School of Education
Doctor of Education (EdD)
African American College Students, Bible College, Nontraditional Students, Persistence, Undergraduate Students
Education | Educational Assessment, Evaluation, and Research | Educational Psychology | Higher Education | Religion
Phillips, Rodney, "A Phenomenological Study Exploring Factors that Contribute to Academic Persistence for Nontraditional Undergraduate African American Male Degree-Completers from Bible Colleges in the Southeast" (2016). Doctoral Dissertations and Projects. 1316.
The purpose of this hermeneutic phenomenological study was to understand factors that contribute to college persistence for nontraditional undergraduate African American male four-year degree completers from select evangelical Bible colleges in the southeastern United States. An ecological and adult resiliency theoretical framework guided the research. Three research questions framed this study: (a) How do nontraditional undergraduate African American male four-year degree completers from select evangelical Bible colleges describe persistence? (b) What type of experiences do participants understand as having contributed to their persistence at Bible colleges? (c) What specific factors do participants identify as having contributed to their persistence at Bible colleges?
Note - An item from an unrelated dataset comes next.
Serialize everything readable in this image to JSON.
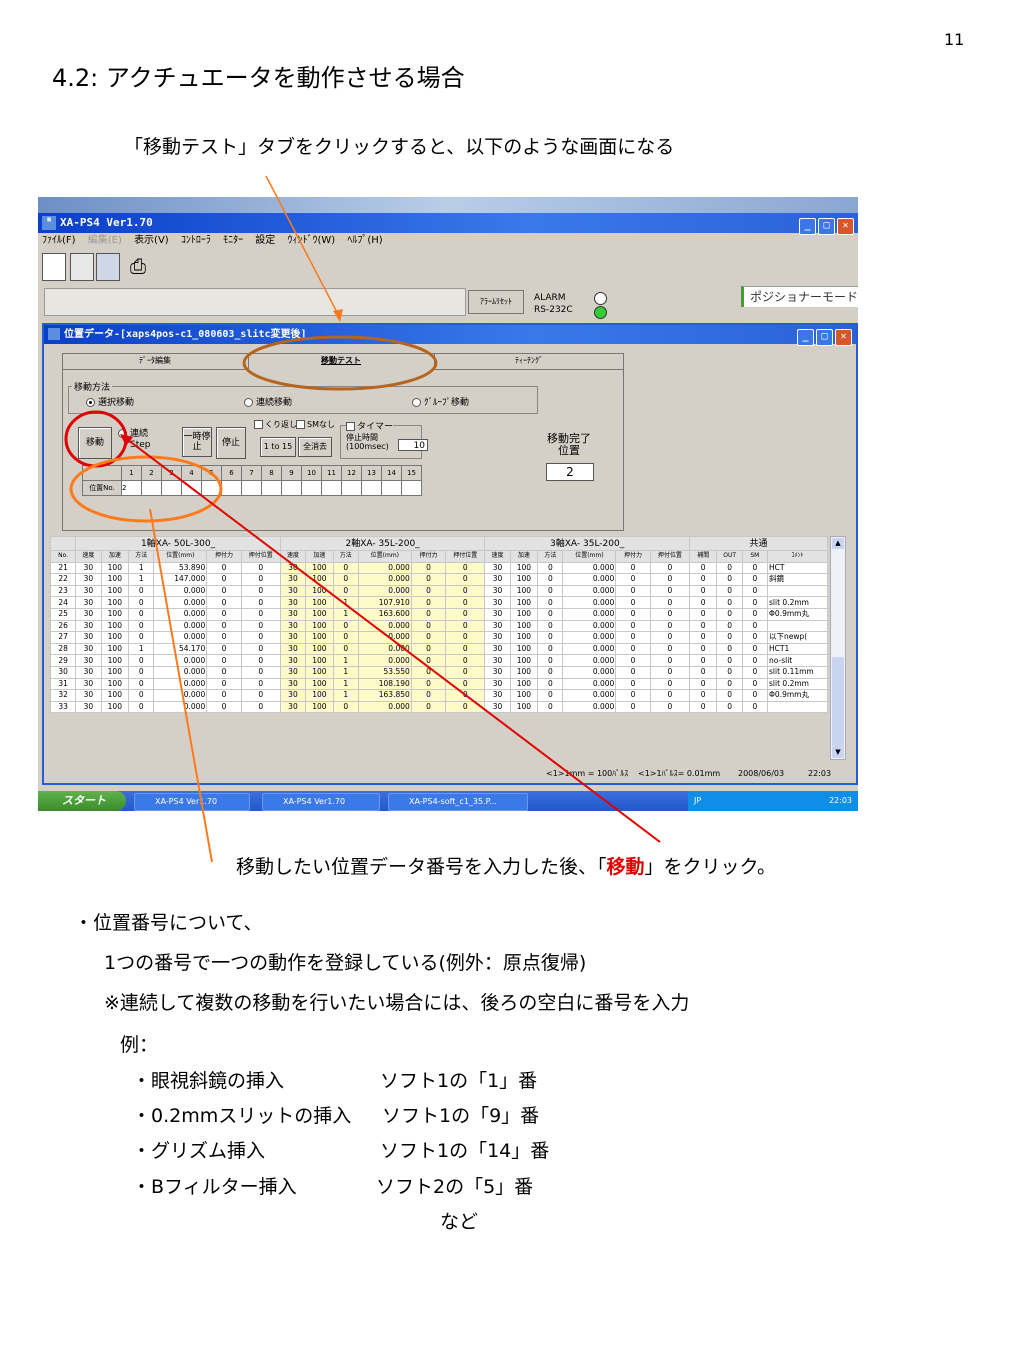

Data collection included a demographic survey, interviews, journaling, and focus groups. Data analysis combined memoing and constant comparative analysis to facilitate a hermeneutic interpretation of the essence of the participants’ experiences. The findings indicate that spiritual formation, the Bible college experience, Christian service formation, a family support network, and a local church connection all play a vital role in the persistence behaviors of this population. This study mirrored Arbelo-Marrero’s (2013) research of nontraditional Hispanic students within Hispanic Serving Institutions.